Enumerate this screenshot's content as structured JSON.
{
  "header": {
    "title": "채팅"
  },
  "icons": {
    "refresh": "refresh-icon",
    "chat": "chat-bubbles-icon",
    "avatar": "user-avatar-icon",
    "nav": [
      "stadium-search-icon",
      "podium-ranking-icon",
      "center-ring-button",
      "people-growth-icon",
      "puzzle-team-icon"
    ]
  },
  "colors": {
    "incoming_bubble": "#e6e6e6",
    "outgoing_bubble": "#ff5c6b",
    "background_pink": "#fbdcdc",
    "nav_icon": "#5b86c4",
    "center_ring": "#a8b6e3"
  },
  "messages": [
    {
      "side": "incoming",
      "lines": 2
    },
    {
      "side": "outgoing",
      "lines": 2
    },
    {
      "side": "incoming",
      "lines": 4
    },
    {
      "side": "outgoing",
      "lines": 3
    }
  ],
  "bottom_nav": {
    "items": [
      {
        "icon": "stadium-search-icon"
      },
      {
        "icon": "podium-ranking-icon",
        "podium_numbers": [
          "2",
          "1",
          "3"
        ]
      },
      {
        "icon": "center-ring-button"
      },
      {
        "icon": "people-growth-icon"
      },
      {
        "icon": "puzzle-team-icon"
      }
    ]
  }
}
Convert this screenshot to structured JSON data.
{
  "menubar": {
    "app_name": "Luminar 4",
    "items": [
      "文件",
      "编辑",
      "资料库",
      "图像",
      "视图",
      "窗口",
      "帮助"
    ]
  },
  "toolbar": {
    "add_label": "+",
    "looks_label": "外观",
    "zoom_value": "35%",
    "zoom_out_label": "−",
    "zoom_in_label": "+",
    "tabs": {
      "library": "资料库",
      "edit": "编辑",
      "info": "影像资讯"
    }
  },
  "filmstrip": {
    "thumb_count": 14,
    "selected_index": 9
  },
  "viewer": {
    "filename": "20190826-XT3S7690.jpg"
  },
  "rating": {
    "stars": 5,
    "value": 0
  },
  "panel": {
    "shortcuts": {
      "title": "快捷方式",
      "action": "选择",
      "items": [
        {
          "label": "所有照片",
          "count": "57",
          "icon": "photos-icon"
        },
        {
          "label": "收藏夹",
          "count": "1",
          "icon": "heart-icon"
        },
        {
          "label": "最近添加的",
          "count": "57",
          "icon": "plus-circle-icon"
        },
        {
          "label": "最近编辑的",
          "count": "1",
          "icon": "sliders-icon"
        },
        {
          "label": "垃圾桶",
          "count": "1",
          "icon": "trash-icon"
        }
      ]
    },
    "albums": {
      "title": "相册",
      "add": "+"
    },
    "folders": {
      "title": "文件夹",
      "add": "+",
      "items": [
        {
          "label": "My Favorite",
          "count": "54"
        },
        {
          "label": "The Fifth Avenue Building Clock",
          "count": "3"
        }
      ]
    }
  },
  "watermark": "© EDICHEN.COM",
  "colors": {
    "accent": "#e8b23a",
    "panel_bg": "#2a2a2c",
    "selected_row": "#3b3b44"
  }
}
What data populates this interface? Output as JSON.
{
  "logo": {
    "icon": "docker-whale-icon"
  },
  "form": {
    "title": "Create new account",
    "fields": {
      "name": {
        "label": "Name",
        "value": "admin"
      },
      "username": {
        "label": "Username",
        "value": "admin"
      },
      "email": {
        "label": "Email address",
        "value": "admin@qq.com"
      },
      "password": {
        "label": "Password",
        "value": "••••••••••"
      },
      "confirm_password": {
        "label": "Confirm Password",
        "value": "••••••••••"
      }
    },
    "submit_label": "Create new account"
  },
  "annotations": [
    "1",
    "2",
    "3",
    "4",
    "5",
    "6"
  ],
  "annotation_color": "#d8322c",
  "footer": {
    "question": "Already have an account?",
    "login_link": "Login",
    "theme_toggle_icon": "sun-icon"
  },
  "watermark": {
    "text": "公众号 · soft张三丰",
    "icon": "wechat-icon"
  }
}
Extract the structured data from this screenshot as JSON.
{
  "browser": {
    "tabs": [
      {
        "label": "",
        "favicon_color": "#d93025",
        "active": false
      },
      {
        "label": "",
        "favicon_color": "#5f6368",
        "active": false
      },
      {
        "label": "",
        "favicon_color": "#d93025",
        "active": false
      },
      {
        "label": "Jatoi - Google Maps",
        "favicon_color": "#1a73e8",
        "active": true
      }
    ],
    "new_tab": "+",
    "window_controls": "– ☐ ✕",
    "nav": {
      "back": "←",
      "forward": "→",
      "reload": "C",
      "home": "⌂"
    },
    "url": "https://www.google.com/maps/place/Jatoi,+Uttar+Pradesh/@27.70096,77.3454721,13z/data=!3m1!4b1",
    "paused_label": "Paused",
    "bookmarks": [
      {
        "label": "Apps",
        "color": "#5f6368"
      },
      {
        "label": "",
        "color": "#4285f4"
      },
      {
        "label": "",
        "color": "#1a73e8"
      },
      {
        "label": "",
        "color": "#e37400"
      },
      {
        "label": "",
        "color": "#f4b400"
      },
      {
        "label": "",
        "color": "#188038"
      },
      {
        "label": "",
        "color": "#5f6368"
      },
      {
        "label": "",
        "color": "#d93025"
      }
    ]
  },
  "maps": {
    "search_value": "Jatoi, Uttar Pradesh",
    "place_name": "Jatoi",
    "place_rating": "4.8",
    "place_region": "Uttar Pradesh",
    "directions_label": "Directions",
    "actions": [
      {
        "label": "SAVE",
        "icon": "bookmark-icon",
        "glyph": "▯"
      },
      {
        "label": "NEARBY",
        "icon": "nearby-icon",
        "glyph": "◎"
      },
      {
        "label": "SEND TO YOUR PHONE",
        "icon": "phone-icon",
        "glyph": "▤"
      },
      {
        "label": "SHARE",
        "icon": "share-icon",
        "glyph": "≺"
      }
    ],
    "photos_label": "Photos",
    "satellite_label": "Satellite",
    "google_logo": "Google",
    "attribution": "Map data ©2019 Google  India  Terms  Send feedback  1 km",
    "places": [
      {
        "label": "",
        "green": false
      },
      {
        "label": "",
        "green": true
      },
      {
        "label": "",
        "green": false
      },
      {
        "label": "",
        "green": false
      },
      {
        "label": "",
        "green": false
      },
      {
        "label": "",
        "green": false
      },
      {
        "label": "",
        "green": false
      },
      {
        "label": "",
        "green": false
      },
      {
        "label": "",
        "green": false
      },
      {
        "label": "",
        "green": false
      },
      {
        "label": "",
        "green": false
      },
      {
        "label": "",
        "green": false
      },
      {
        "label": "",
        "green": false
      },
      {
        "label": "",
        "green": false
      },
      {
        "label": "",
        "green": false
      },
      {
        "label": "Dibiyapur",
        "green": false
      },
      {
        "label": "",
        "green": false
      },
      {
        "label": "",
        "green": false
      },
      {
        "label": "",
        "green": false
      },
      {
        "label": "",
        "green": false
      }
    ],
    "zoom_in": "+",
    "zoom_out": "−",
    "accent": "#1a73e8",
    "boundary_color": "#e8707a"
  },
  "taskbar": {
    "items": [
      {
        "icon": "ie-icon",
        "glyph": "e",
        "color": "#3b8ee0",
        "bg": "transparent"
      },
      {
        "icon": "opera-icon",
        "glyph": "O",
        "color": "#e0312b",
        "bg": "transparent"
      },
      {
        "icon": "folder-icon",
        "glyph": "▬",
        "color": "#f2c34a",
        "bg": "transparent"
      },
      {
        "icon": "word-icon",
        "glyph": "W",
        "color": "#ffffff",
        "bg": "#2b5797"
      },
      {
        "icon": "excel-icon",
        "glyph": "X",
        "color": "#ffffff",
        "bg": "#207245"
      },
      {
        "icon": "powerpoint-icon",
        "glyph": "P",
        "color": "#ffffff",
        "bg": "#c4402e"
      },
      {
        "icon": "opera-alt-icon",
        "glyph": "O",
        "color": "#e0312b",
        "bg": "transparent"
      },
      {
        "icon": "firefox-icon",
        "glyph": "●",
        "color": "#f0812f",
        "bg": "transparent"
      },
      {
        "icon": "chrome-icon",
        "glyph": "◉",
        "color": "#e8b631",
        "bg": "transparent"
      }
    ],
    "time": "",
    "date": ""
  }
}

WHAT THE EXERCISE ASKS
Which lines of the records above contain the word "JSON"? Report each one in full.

ANSWER FOR THE TASK
Enumerate this screenshot's content as structured JSON.
Convert this screenshot to structured JSON data.
What data populates this interface? Output as JSON.
Extract the structured data from this screenshot as JSON.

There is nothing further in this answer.